Young Summer: Yeah, I mean immediately the lyrics started coming. Now, a lot of times the melody and the sound will inspire the lyrics.  But they came really fast for the record.

Kristen: Which is a really good sign.

Young Summer: Yeah, absolutely. Even though it’s a more synthetic sound than I was used to, it struck me so directly. It just felt so right. From then on, all three of us knew we had to go that way.

Kristen: And when does the album drop?

Young Summer: It drops August 26. After the release, the game plan is to be out as much as possible in the next year. I’m hoping to jump on a tour as support for another band.

Kristen: What’s the least rock-‘n’-roll thing you've done in the past year?

Young Summer: Oh my gosh. Well, the first one that comes to mind was that I made an itinerary for our trip to London, and sent it to my drummer and his wife.
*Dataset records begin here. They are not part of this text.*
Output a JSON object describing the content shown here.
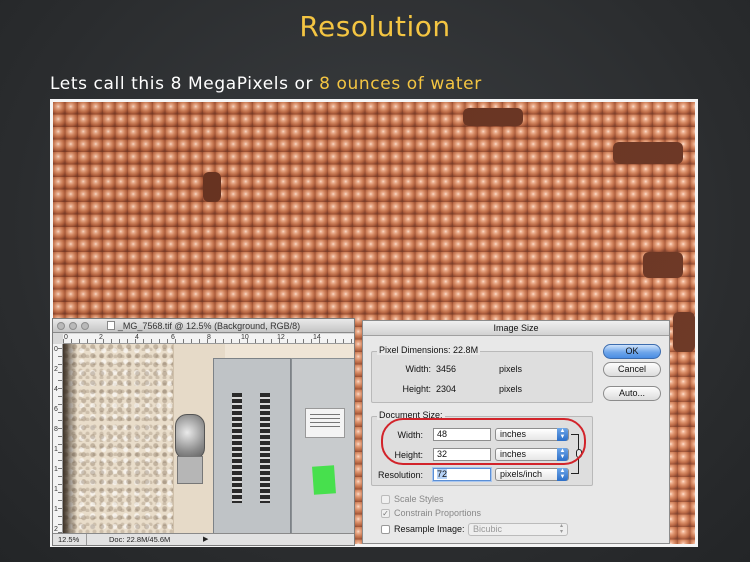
{
  "slide": {
    "title": "Resolution",
    "subtitle_prefix": "Lets call this 8 MegaPixels or ",
    "subtitle_highlight": "8 ounces of water",
    "accent_color": "#f4c542"
  },
  "ps_window": {
    "title": "_MG_7568.tif @ 12.5% (Background, RGB/8)",
    "zoom": "12.5%",
    "doc_info": "Doc: 22.8M/45.6M",
    "ruler_top": [
      "0",
      "2",
      "4",
      "6",
      "8",
      "10",
      "12",
      "14"
    ],
    "ruler_left": [
      "0",
      "2",
      "4",
      "6",
      "8",
      "1",
      "1",
      "1",
      "1",
      "2"
    ]
  },
  "dialog": {
    "title": "Image Size",
    "pixel_dimensions_label": "Pixel Dimensions:",
    "pixel_dimensions_value": "22.8M",
    "px_width_label": "Width:",
    "px_width_value": "3456",
    "px_width_unit": "pixels",
    "px_height_label": "Height:",
    "px_height_value": "2304",
    "px_height_unit": "pixels",
    "document_size_label": "Document Size:",
    "doc_width_label": "Width:",
    "doc_width_value": "48",
    "doc_width_unit": "inches",
    "doc_height_label": "Height:",
    "doc_height_value": "32",
    "doc_height_unit": "inches",
    "resolution_label": "Resolution:",
    "resolution_value": "72",
    "resolution_unit": "pixels/inch",
    "scale_styles_label": "Scale Styles",
    "constrain_label": "Constrain Proportions",
    "resample_label": "Resample Image:",
    "resample_value": "Bicubic",
    "ok_label": "OK",
    "cancel_label": "Cancel",
    "auto_label": "Auto..."
  }
}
I printed everything out and had it in a folder. It was super Type A and nerdy.

Kristen: You're a planner then. Were you over there playing a show?

Young Summer: We were over there for the Great Escape Festival in Brighton, England. I'm with the Agency Group and they had booked two other shows for us over there, so we played the festival and then we played a show with an up-and-coming artist named MNEK. He’s amazing. He’s around 19 and crazy talented.

Kristen: What was it like being around like-minded artists?

Young Summer: It was the coolest thing ever. Phantogram was also there. I had the best time, and I had never left the country before, surprisingly. But it was honestly just the best trip. It was so awesome.

Kristen: And, you had a great itinerary, so ...

Young Summer: My itinerary was awesome.

Kristen: What’s the best advice you've ever received?

Young Summer: Early on, somebody said to me that luck favors the prepared. It was life-changing. I didn't know how to play the guitar yet. I was about to graduate from college. It was the height of the recession, and it felt like a really ominous time for me. The person who said it to me is a musician who meant a lot to me. I said something along the lines of, "You know, I want to do music some day." He said, "Well, you should go for it. And just remember, luck favors the prepared." In other words, don't sit around eating a sandwich and hope that something happens for you. Go out there and learn the craft. But that really, honestly, changed my life. It's really crazy.

Kristen: What are your hopes for the future?

Young Summer: I'm just going to keep doing my job and hope I can get as many people to hear the record as possible. I can’t wait to get it out there and play it. I hope I'll be in Chicago soon.

Visit Young Summer on the webFacebook and Twitter